Apparently google analytics data for average visit duration is deeply, deeply flawed. But there are cool hacks and fixes to get much better data.
In essence, the incorrect duration statistic stems from users who only view one page, then leave. Even if they spent 15 minutes on the page, they are counted as a bounced user with a visit duration of 0:00. To fix the issue, your website must be set up to track clicks of the back button and closures of the user’s browser.
The author of the tutorial for counting true visit duration saw their own site jump from 4 minutes up to 14 after applying the extra code.
I haven’t applied this fix yet to any of my sites yet – but it seems like a must.
See the full tutorial on Savio.no >>
As the blogging industry matures into adolescence, an old boys’ club emerges. A new blog has a better chance of success when “appointed” by the existing audience wranglers.

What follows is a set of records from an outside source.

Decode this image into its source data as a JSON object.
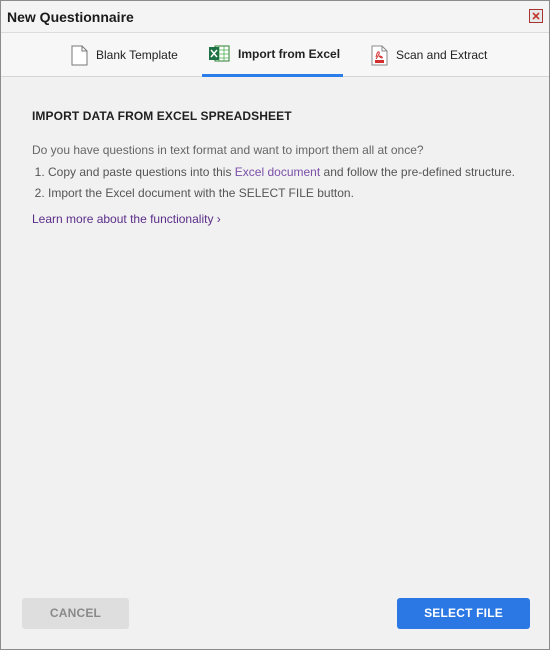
{
  "window": {
    "title": "New Questionnaire"
  },
  "tabs": [
    {
      "label": "Blank Template",
      "icon": "blank-document-icon",
      "active": false
    },
    {
      "label": "Import from Excel",
      "icon": "excel-icon",
      "active": true
    },
    {
      "label": "Scan and Extract",
      "icon": "pdf-icon",
      "active": false
    }
  ],
  "content": {
    "heading": "IMPORT DATA FROM EXCEL SPREADSHEET",
    "intro": "Do you have questions in text format and want to import them all at once?",
    "step1_before": "Copy and paste questions into this ",
    "step1_link": "Excel document",
    "step1_after": " and follow the pre-defined structure.",
    "step2": "Import the Excel document with the SELECT FILE button.",
    "learn_more": "Learn more about the functionality ›"
  },
  "buttons": {
    "cancel": "CANCEL",
    "select_file": "SELECT FILE"
  },
  "colors": {
    "accent": "#2b78e4",
    "link": "#7a4fa8",
    "learn_more": "#5a2d88"
  }
}
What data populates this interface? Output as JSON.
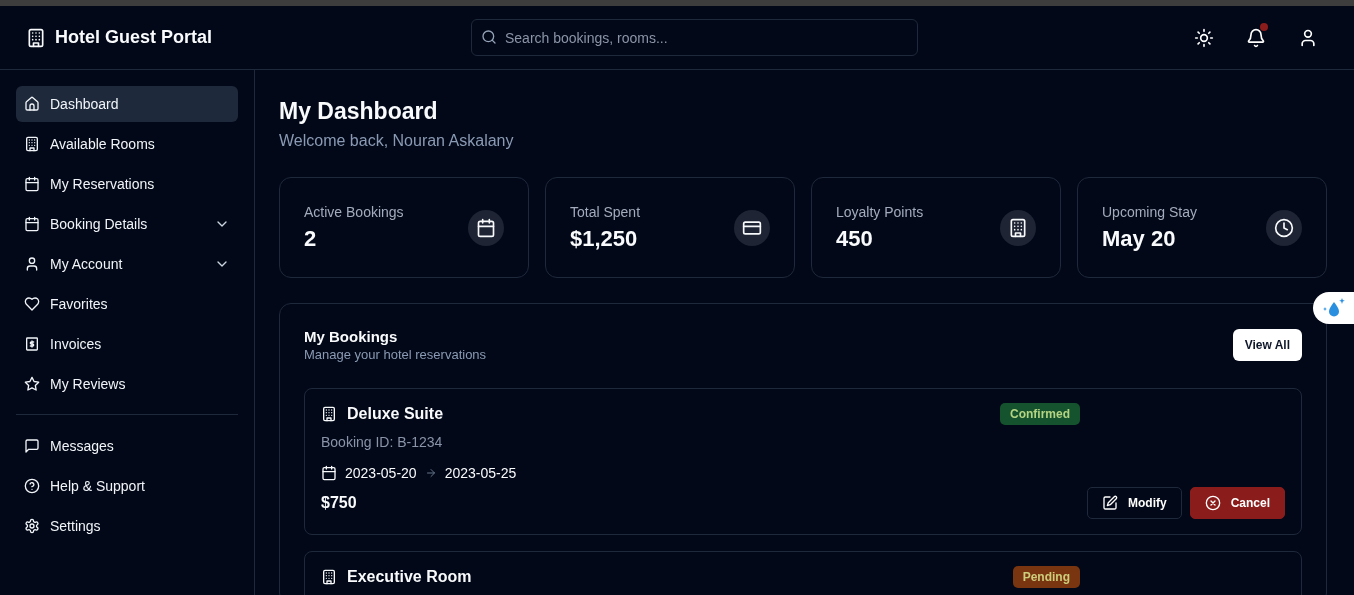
{
  "header": {
    "title": "Hotel Guest Portal",
    "search": {
      "placeholder": "Search bookings, rooms..."
    },
    "notifications_unread": true
  },
  "sidebar": {
    "groups": [
      [
        {
          "label": "Dashboard",
          "selected": true,
          "has_submenu": false
        },
        {
          "label": "Available Rooms",
          "selected": false,
          "has_submenu": false
        },
        {
          "label": "My Reservations",
          "selected": false,
          "has_submenu": false
        },
        {
          "label": "Booking Details",
          "selected": false,
          "has_submenu": true
        },
        {
          "label": "My Account",
          "selected": false,
          "has_submenu": true
        },
        {
          "label": "Favorites",
          "selected": false,
          "has_submenu": false
        },
        {
          "label": "Invoices",
          "selected": false,
          "has_submenu": false
        },
        {
          "label": "My Reviews",
          "selected": false,
          "has_submenu": false
        }
      ],
      [
        {
          "label": "Messages",
          "selected": false,
          "has_submenu": false
        },
        {
          "label": "Help & Support",
          "selected": false,
          "has_submenu": false
        },
        {
          "label": "Settings",
          "selected": false,
          "has_submenu": false
        }
      ]
    ]
  },
  "page": {
    "title": "My Dashboard",
    "subtitle": "Welcome back, Nouran Askalany"
  },
  "stats": [
    {
      "label": "Active Bookings",
      "value": "2"
    },
    {
      "label": "Total Spent",
      "value": "$1,250"
    },
    {
      "label": "Loyalty Points",
      "value": "450"
    },
    {
      "label": "Upcoming Stay",
      "value": "May 20"
    }
  ],
  "bookings": {
    "title": "My Bookings",
    "subtitle": "Manage your hotel reservations",
    "view_all": "View All",
    "items": [
      {
        "room": "Deluxe Suite",
        "status": "Confirmed",
        "color": "#14532d",
        "booking_id": "Booking ID: B-1234",
        "check_in": "2023-05-20",
        "check_out": "2023-05-25",
        "price": "$750",
        "actions": [
          "Modify",
          "Cancel"
        ]
      },
      {
        "room": "Executive Room",
        "status": "Pending",
        "color": "#78350f"
      }
    ]
  }
}
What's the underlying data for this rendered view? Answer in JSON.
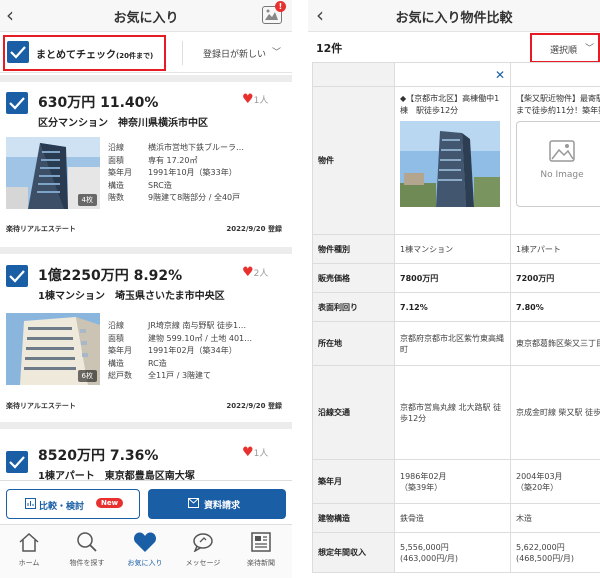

The same is true on YouTube where top dog user vlogbrothers gave this advice to an up-and-comer about how to succeed on the video sharing website: “Start 6 years ago.”
Despite the negativity, I believe this new west is still mostly virgin territory. It’s far easier to grab the attention of 10,000 eyeballs than one human resources manager.
For the past few months, I’ve set myself a quota of an article a day -every day- no exceptions. Except…. Facebook Fridays. If I wanted a day off I just wrote less of an article. Sometimes, these piddling articles were only a few sentences long. Laziness was winning more and more often.
After publishing an embarrassment of an article this time last week, I knew I had to change my workflow to inject some give-a-shit into this thing I do once again.
So now I work on a post for 30 minutes a day, no exceptions except for…. you already know. It’s ok to spend more time, but probably not less. I’m still thinking that one through.
I’ve also stopped posting for now on the 2 smaller sites and am focusing only on the big site. Each hour of work spent on an article there pays much greater dividends in the short term – and I assume the long term as well. This means I’m leveraging my time more aggressively at the risk of less topic diversification.
Although in the past 6 days I only published 2 articles, they’ve been longer and higher quality – not the rush jobs that I often put out at the 6 article a week pace. Today I published the 2nd article with 20 minutes yet to spend on extra tidbits like posting to Pinterest and writing this post.
I like some of the advice Ed Dale spurts, including that showing up for at least 30 minutes every day with months or years of consistency is a much greater constructor of success than blowing your entire load working like a banshee until your brain just can’t take it any more. That’s why I started, and have so far stuck to, working a little bit every single day without exception. Except…. for 3 days when my server was hacked in June while I was speaking at a Blogging Conference and the day I got married this September 7.
The best and most unexpected result of this schedule is that I now have a keen insight to how much time I spend “working on the business” – if this counts as a business. I can even calculate how much I earned in a day against how much I worked that day, and watch my “wage” grow with great satisfaction.